      • Gillie A. Roth
      • Vittoria C. T. M. Picece
      • Eric A. Appel
      Review Article
  • An article in Nature Biomedical Engineering reports an in vivo workflow for the design of lipid nanoparticles to efficiently deliver mRNA to the lungs via nebulization.

    • Christine Horejs
    Research Highlight
  • An article in Nature Chemistry reports a tip-manipulated approach to build custom nanoarchitectures on a surface by activating, orienting and coupling together individual building blocks.

    • Ariane Vartanian
    Research Highlight
  • Scientists have reacted to COVID-19 restrictions by organizing virtual seminars and journal clubs to maintain engagement. The authors reflect on their experiences and lessons learned from organizing such initiatives and highlight how, far from being temporary substitutes of in-person counterparts, they can help foster more diverse, inclusive and environmentally friendly scientific exchange.

    • James P. K. Armstrong
    • Irene de Lázaro
    • Shrey Sindhwani
    Comment
  • Silica nanoparticles have entered clinical trials for a variety of biomedical applications, including oral drug delivery, diagnostics, plasmonic resonance and photothermal ablation therapy. Preliminary results indicate the safety, efficacy and viability of silica nanoparticles under these clinical scenarios.

    • Taskeen Iqbal Janjua
    • Yuxue Cao
    • Amirali Popat
    Comment
  • Qubits come in many shapes and forms. Some are better developed, some will make it easier to scale up to big quantum processors and some will require less effort to correct errors. One thing they have in common: they will all benefit from materials optimization.

    Editorial
Materials for qubits

Materials for qubits

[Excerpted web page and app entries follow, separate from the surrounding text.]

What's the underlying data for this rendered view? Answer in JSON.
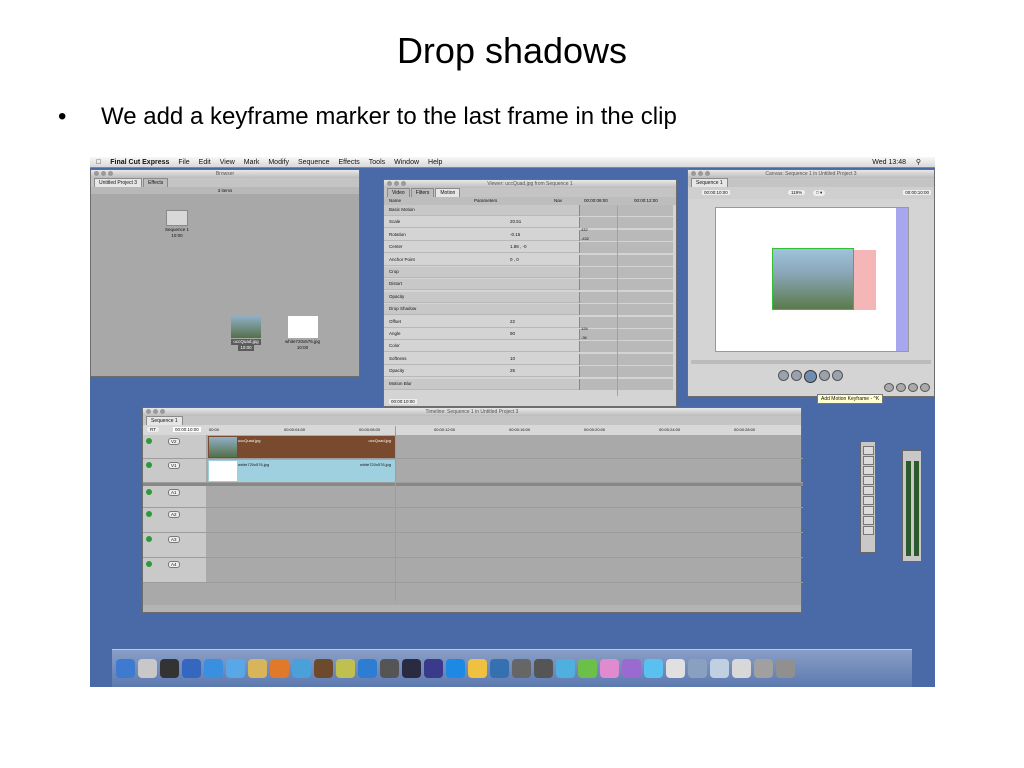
{
  "slide": {
    "title": "Drop shadows",
    "bullet_marker": "•",
    "bullet": "We add a keyframe marker to the last frame in the clip"
  },
  "menubar": {
    "app": "Final Cut Express",
    "items": [
      "File",
      "Edit",
      "View",
      "Mark",
      "Modify",
      "Sequence",
      "Effects",
      "Tools",
      "Window",
      "Help"
    ],
    "clock": "Wed 13:48"
  },
  "browser": {
    "title": "Browser",
    "tabs": [
      "Untitled Project 3",
      "Effects"
    ],
    "count": "3 items",
    "clips": [
      {
        "name": "Sequence 1",
        "dur": "10:00"
      },
      {
        "name": "uccQuad.jpg",
        "dur": "10:00"
      },
      {
        "name": "white720x576.jpg",
        "dur": "10:00"
      }
    ]
  },
  "viewer": {
    "title": "Viewer: uccQuad.jpg from Sequence 1",
    "tabs": [
      "Video",
      "Filters",
      "Motion"
    ],
    "headers": {
      "name": "Name",
      "params": "Parameters",
      "nav": "Nav",
      "t1": "00:00:08:00",
      "t2": "00:00:12:00"
    },
    "rows": [
      {
        "name": "Basic Motion",
        "val": "",
        "section": true
      },
      {
        "name": "Scale",
        "val": "20.51",
        "section": false
      },
      {
        "name": "Rotation",
        "val": "-0.15",
        "section": false
      },
      {
        "name": "Center",
        "val": "1.88 ,       -0",
        "section": false
      },
      {
        "name": "Anchor Point",
        "val": "0 ,       0",
        "section": false
      },
      {
        "name": "Crop",
        "val": "",
        "section": true
      },
      {
        "name": "Distort",
        "val": "",
        "section": true
      },
      {
        "name": "Opacity",
        "val": "",
        "section": true
      },
      {
        "name": "Drop Shadow",
        "val": "",
        "section": true
      },
      {
        "name": "Offset",
        "val": "22",
        "section": false
      },
      {
        "name": "Angle",
        "val": "90",
        "section": false
      },
      {
        "name": "Color",
        "val": "",
        "section": false
      },
      {
        "name": "Softness",
        "val": "10",
        "section": false
      },
      {
        "name": "Opacity",
        "val": "25",
        "section": false
      },
      {
        "name": "Motion Blur",
        "val": "",
        "section": true
      }
    ],
    "range_top": "432",
    "range_bottom": "-432",
    "range_top2": "126",
    "range_bottom2": "-36",
    "timecode": "00:00:10:00"
  },
  "canvas": {
    "title": "Canvas: Sequence 1 in Untitled Project 3",
    "tab": "Sequence 1",
    "timecode_left": "00:00:10:00",
    "zoom": "119%",
    "timecode_right": "00:00:10:00",
    "tooltip": "Add Motion Keyframe - ^K"
  },
  "timeline": {
    "title": "Timeline: Sequence 1 in Untitled Project 3",
    "tab": "Sequence 1",
    "rt": "RT",
    "timecode": "00:00:10:00",
    "ruler": [
      "00:00",
      "00:00:04:00",
      "00:00:08:00",
      "00:00:12:00",
      "00:00:16:00",
      "00:00:20:00",
      "00:00:24:00",
      "00:00:28:00"
    ],
    "tracks": [
      {
        "label": "V2",
        "clip_left": "uccQuad.jpg",
        "clip_right": "uccQuad.jpg"
      },
      {
        "label": "V1",
        "clip_left": "white720x576.jpg",
        "clip_right": "white720x576.jpg"
      },
      {
        "label": "A1"
      },
      {
        "label": "A2"
      },
      {
        "label": "A3"
      },
      {
        "label": "A4"
      }
    ],
    "v1_source": "v1"
  },
  "colors": {
    "desktop": "#4a6aa7",
    "v2_clip": "#7a4a2e",
    "v1_clip": "#9fd0e0",
    "shadow": "#f4b6b6"
  }
}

Our collection of articles explores the materials-related challenges and opportunities for different types of qubits, including superconducting, trapped-ion, spin, germanium and topological qubits.
Collection